Don’t freak out, but it’s everywhere. Printed on your t-shirt and sprinkled atop that shrimp scampi you’re about to post a sweet pic of on Instagram. It’s Botticelli and graffiti. Lady Gaga’s weird cloven-hoof shoes. Pinterest and Pissarro. Scribbles on Post-its, rainbow-dyed poodles, roadside billboards, renaissance fairs, bootlegged movies, political bumper stickers, ancient mosaics, 3D printing, Game of Thrones, gang signs, the Duchess of Cambridge’s hair, CCTV, interior design, Netflix, hashtags, illuminated manuscripts, photojournalism, Grumpy Cat, Gauguin, celebrity backsides breaking the internet, Cubism, street fashion, scathing memes, mom’s growing colony of fairy gardens, fast-food wrappers, man buns, Minecraft, skinny models, the skeletal fragments of MTV’s line-up, medallions of saints, red party cups, cereal box characters, Polaroids rotting in grandma’s attic, white cube spaces. Opera, adult video, stand-up comedy, film noir and the shadow lands crossed during late-night YouTube binges. Items, artworks, events and trends seen or watched on a micro or macro scale, whether imposed or sought out, whether naturally occurring or brought to fruition by human whims, provoke thought in those looking on. What we see affects us daily; it keeps us alive, shocks us, makes us laugh, weep, want to fit in or rebel, forces us to seek answers and second opinions. Consequently, it’s all rather fit for critical analysis.
Despite a short history so far, the study of visual culture is growing exponentially. Societies across the globe intertwine more speedily than ever, information abounds, advanced kinds of media are manufactured in rapid-fire and less costly ways, and handheld technology has made many of us into home-spun producers of content. Let the guy who makes conspiracy videos about the moon being fake bear witness to that. There’s a lot to see, a lot to learn. During these image-flooded and unsettled times, the flexible interrogations and open-ended manifesto of visual culture can show us much about the earthlings we are.

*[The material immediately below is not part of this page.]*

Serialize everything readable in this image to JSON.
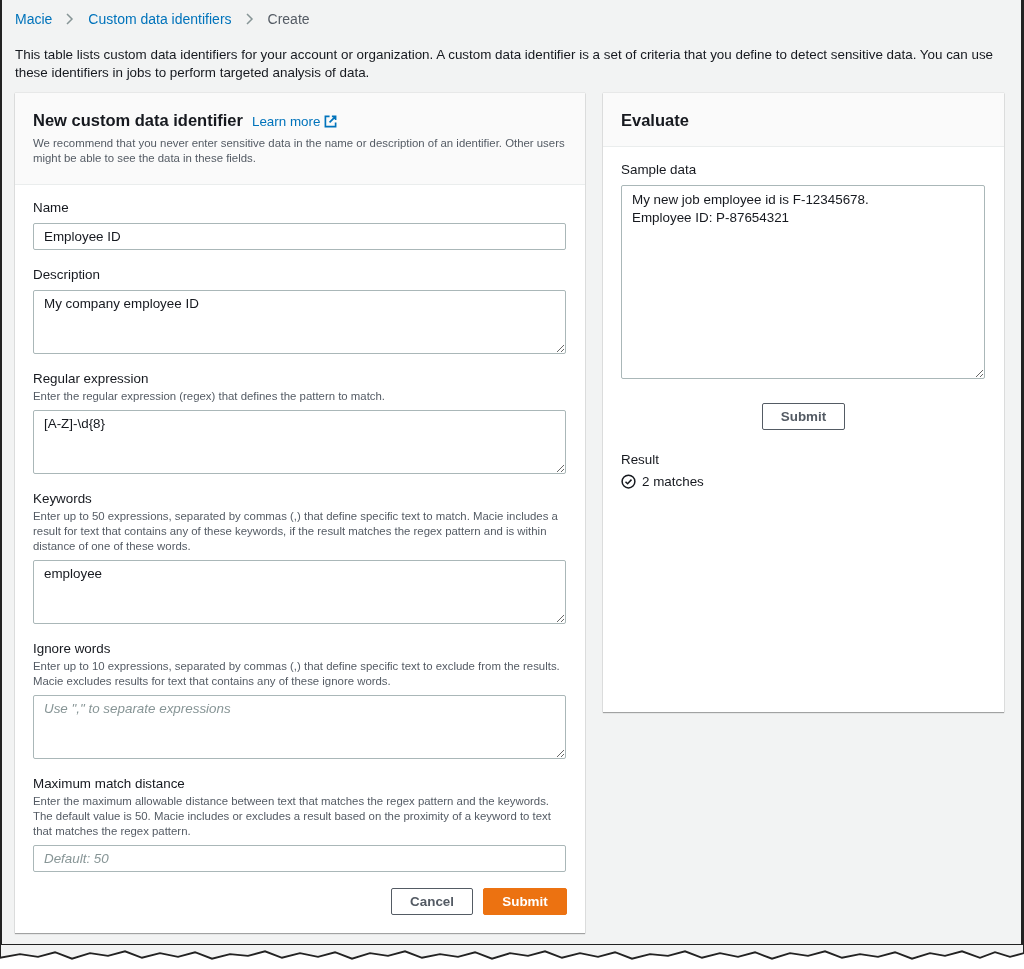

Sources: Norma Schulman, Conditions of their Own Making: An Intellectual History of the Centre for Contemporary Cultural Studies at the University of Birmingham//Nicholas Mirzoeff, What is Visual Culture?